It has become a challenge to find young talent in Italy. The textile and clothing sector workforce dropped from 446,900 in 2011 to 412,300 in 2013, with a 2 per cent shrinkage in gross turnover in the sector in that period.

"We wanted to hire 10 more young people this year to expand our business, but we just couldn't find them," says Marinella, who runs the globally renowned Neapolitan tie-maker, which opened a permanent Hong Kong boutique, its first in China, at the Landmark this year.

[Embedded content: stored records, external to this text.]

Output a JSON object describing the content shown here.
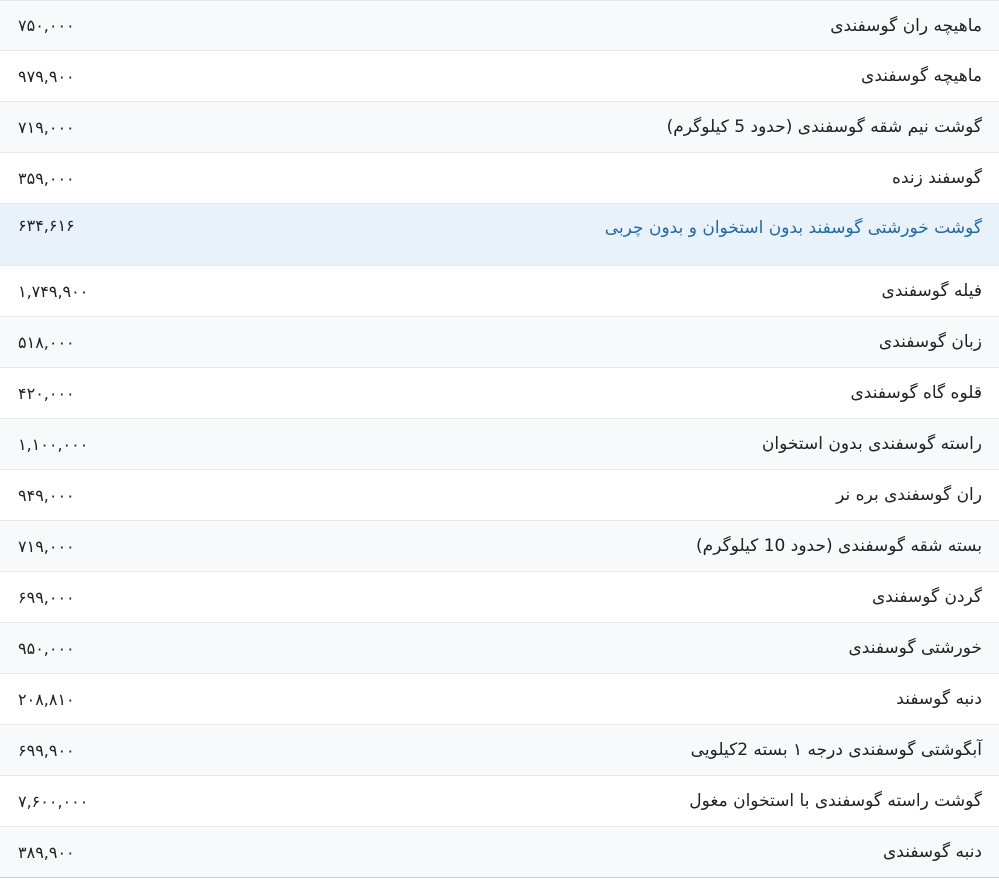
{
  "rows": [
    {
      "name": "ماهیچه ران گوسفندی",
      "price": "۷۵۰,۰۰۰"
    },
    {
      "name": "ماهیچه گوسفندی",
      "price": "۹۷۹,۹۰۰"
    },
    {
      "name": "گوشت نیم شقه گوسفندی (حدود 5 کیلوگرم)",
      "price": "۷۱۹,۰۰۰"
    },
    {
      "name": "گوسفند زنده",
      "price": "۳۵۹,۰۰۰"
    },
    {
      "name": "گوشت خورشتی گوسفند بدون استخوان و بدون چربی",
      "price": "۶۳۴,۶۱۶"
    },
    {
      "name": "فیله گوسفندی",
      "price": "۱,۷۴۹,۹۰۰"
    },
    {
      "name": "زبان گوسفندی",
      "price": "۵۱۸,۰۰۰"
    },
    {
      "name": "قلوه گاه گوسفندی",
      "price": "۴۲۰,۰۰۰"
    },
    {
      "name": "راسته گوسفندی بدون استخوان",
      "price": "۱,۱۰۰,۰۰۰"
    },
    {
      "name": "ران گوسفندی بره نر",
      "price": "۹۴۹,۰۰۰"
    },
    {
      "name": "بسته شقه گوسفندی (حدود 10 کیلوگرم)",
      "price": "۷۱۹,۰۰۰"
    },
    {
      "name": "گردن گوسفندی",
      "price": "۶۹۹,۰۰۰"
    },
    {
      "name": "خورشتی گوسفندی",
      "price": "۹۵۰,۰۰۰"
    },
    {
      "name": "دنبه گوسفند",
      "price": "۲۰۸,۸۱۰"
    },
    {
      "name": "آبگوشتی گوسفندی درجه ۱ بسته 2کیلویی",
      "price": "۶۹۹,۹۰۰"
    },
    {
      "name": "گوشت راسته گوسفندی با استخوان مغول",
      "price": "۷,۶۰۰,۰۰۰"
    },
    {
      "name": "دنبه گوسفندی",
      "price": "۳۸۹,۹۰۰"
    }
  ]
}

"Many young people would rather work in a call centre than a factory or atelier," Marinella says. "I do believe that it's very important to promote handiwork as a noble activity," says Monti. "I think the situation is improving, as we've invested in the industry. The programme we have in Naples specifically educates young people about handicrafts."

Monti is quick to remind that Italy remains a global centre for manufacturing and crafts in fashion and accessories, and it's where high fashion labels go to produce their top-tier goods.

"The Italian fashion industry has a much larger value than the German auto industry," Monti says, "so it's really valuable. It's a huge export. Fashion and textiles [and not accessories or jewellery] accounted for €25 billion (HK$241 billion) of export value this year, and it's growing."

"This 'Finest Menswear in Campania' programme was really focused for promoting our brands and crafts in countries and markets where we are less well known. If you go to London, Paris and Berlin, brands like E. Marinella are already household names. But that's less so in other places, so we believe we need to invest in these areas."

There is plenty of possibility, as the tours around the Naples factories showed. According to Monti, fashion pulls in roughly half a billion euros in exports a year in the region.

"This half a billion could easily become three or four billion in a few years if we do a good job," he says.

Developing newer markets is a key way of addressing the imbalance of the fashion and apparel trade in the south.

The appetite for southern Italian menswear of good repute is global, and Campania's brands offer a competitive advantage over many other European labels.

European Union funds have been allocated to the campaign.

"We believe that this is one of the best ways to create sustainable development," Monti says. "The south of Italy has 30 per cent of the population but only 10 per cent of exports. This imbalance is unacceptable, so we need to invest more here."